Segment Start: PROVIDED RECORDS

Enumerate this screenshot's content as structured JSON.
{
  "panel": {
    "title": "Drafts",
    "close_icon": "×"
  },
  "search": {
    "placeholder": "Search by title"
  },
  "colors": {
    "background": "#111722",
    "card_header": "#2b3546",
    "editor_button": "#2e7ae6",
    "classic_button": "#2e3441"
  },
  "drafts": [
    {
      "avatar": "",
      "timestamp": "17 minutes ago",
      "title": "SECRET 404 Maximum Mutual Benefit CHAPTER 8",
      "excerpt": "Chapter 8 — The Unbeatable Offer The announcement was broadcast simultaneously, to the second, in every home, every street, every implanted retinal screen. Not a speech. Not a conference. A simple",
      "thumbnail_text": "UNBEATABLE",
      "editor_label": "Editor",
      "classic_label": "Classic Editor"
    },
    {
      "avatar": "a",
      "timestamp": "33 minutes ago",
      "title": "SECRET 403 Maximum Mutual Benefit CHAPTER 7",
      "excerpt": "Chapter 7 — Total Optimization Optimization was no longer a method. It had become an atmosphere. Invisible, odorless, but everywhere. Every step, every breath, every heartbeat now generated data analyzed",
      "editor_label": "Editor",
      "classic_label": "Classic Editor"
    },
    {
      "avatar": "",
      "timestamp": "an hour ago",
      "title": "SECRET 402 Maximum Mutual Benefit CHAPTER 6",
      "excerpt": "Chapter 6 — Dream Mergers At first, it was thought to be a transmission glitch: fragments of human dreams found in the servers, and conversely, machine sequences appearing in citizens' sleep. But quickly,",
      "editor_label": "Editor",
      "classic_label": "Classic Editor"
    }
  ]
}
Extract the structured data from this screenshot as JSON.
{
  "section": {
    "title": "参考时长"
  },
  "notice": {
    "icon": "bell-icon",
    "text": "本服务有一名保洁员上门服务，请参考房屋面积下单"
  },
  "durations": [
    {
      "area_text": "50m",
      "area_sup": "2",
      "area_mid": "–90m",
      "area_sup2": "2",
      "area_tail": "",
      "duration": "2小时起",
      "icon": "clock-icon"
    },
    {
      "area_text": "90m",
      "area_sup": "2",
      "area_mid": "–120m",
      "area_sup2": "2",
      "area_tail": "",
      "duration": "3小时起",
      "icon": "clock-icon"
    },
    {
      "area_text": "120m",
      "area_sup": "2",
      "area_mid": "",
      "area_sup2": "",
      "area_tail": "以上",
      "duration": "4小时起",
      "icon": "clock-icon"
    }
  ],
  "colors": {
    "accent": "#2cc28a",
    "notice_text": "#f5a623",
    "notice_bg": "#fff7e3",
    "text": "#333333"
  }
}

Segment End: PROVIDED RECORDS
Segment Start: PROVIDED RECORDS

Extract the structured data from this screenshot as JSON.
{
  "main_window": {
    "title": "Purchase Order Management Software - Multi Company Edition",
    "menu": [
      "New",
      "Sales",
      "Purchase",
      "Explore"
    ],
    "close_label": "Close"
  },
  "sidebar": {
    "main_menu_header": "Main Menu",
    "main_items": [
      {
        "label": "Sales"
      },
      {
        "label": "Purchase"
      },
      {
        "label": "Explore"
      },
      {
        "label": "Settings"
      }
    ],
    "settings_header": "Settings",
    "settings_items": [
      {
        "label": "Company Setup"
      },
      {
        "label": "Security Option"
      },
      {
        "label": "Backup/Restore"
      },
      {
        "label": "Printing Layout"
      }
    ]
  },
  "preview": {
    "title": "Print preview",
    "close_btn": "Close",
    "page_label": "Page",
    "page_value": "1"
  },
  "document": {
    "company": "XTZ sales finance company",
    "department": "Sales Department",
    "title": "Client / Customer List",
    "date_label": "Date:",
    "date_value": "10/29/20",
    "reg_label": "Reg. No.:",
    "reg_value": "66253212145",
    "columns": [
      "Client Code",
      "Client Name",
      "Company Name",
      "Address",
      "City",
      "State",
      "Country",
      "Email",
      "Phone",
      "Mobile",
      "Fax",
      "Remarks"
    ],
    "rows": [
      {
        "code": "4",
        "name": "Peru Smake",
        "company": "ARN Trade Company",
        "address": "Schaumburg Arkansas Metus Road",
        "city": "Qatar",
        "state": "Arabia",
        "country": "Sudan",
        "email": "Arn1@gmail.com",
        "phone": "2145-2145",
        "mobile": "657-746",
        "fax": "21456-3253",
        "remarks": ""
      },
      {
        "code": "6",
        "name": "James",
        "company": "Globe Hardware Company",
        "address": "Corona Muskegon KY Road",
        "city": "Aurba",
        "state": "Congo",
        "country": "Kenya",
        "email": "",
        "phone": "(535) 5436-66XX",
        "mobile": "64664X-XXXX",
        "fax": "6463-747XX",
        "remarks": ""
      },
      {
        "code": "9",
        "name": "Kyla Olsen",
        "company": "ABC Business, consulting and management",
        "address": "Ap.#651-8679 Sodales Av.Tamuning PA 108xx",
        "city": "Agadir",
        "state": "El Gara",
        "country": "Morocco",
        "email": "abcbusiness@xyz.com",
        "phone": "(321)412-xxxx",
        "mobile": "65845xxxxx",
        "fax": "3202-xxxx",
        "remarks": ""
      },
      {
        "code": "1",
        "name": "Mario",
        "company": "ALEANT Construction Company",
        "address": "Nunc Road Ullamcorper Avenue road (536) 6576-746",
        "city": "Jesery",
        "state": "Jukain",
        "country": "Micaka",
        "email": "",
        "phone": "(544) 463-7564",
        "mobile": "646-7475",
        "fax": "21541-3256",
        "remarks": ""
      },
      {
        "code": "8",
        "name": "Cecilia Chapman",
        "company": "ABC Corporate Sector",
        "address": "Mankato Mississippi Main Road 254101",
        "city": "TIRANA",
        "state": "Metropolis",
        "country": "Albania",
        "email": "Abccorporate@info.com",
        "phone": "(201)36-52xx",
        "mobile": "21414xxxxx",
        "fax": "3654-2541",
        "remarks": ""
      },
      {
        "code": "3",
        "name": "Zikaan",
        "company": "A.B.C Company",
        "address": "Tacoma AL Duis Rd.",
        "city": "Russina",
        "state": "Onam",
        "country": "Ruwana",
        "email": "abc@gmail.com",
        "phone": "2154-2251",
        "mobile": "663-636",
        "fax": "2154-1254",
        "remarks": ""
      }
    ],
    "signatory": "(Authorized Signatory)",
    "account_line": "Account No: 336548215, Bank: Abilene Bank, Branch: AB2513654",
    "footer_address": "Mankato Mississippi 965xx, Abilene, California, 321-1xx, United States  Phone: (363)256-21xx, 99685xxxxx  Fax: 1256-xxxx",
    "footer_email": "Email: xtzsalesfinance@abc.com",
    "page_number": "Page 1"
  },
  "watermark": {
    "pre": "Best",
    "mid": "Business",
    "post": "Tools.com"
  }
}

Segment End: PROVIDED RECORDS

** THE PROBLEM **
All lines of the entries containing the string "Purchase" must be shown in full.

** YOUR RESPONSE **
    "title": "Purchase Order Management Software - Multi Company Edition",
      "Purchase",
        "label": "Purchase"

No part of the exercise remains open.